More locally grown fruits and vegetables could soon be coming to a school district near you, thanks to a pilot program from the U.S. Department of Agriculture. Linda Jo Doctor, program officer with the W.K. Kellogg Foundation, works with farm-to-school programs in Detroit. She says this opportunity will help build on what she calls a win-win scenario.
"The kids get access to healthier foods, and it creates economic opportunities for our local farmers in building their connections with schools as a new market for them," Doctor says.
Michigan was one of eight states chosen to take part in the pilot program, which will allow the selected states to use some of their federal funding to purchase unprocessed fruits and vegetables directly. In addition, two Michigan school districts, Detroit and Waterford, received additional funding to enhance farm-to-school programs.
In 2010, several community groups, farmers and organizations came together to establish the Michigan Good Food Charter, with the goal of sourcing 20 percent of the state's school food from local growers and producers by 2020. Doctor says the effort is paying off.
"In programs where children have time they can spend in gardens, that they actually go to the farms, meet farmers and get a better understanding where food comes from, they're more excited and interested in eating healthier fruits and vegetables," she says.

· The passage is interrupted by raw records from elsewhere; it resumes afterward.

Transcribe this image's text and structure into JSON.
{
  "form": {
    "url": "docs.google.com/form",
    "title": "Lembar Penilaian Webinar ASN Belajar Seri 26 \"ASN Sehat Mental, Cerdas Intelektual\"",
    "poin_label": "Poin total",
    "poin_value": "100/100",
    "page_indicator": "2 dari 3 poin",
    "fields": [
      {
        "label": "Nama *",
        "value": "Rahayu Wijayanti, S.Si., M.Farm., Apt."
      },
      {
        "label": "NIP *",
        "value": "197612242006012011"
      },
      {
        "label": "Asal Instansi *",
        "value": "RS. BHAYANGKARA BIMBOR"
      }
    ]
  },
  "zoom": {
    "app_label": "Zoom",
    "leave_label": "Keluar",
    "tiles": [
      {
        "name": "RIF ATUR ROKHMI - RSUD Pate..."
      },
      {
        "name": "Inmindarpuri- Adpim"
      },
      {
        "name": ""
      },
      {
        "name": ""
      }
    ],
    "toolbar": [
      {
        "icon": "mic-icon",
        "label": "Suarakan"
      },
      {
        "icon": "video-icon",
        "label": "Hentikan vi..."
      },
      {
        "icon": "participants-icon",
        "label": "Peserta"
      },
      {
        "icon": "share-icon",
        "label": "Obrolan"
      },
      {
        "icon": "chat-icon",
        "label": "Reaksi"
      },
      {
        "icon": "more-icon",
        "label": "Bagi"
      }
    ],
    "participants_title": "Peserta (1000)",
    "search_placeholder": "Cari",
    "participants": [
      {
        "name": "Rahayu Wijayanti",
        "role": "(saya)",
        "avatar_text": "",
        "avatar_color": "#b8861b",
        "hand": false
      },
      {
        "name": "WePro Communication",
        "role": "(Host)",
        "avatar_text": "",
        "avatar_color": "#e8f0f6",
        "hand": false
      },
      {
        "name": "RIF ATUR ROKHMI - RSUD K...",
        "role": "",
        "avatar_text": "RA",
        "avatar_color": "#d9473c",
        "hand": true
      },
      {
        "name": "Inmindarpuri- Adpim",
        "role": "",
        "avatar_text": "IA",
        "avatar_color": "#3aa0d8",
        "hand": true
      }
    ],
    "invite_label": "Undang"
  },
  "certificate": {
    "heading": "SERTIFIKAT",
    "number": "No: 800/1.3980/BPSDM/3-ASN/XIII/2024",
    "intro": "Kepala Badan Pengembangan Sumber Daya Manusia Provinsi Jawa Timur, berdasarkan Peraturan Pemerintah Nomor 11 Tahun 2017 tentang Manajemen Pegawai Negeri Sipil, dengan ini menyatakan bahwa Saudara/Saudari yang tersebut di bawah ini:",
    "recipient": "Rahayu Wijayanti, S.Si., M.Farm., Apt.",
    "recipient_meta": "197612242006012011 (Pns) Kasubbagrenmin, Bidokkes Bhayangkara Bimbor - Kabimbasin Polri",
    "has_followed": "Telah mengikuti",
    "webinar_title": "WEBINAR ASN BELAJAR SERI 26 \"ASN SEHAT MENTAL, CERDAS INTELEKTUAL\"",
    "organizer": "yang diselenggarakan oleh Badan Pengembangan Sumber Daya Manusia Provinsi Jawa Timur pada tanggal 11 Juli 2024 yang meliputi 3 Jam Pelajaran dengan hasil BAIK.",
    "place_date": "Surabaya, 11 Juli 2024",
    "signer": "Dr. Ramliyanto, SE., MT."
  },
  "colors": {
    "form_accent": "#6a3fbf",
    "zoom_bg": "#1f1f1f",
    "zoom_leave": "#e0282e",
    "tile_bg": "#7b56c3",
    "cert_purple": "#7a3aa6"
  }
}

According to a survey from the Michigan State University Center for Regional Food Systems, the number of Michigan school food service directors participating in farm-to-school initiatives nearly tripled from 2004 to 2009.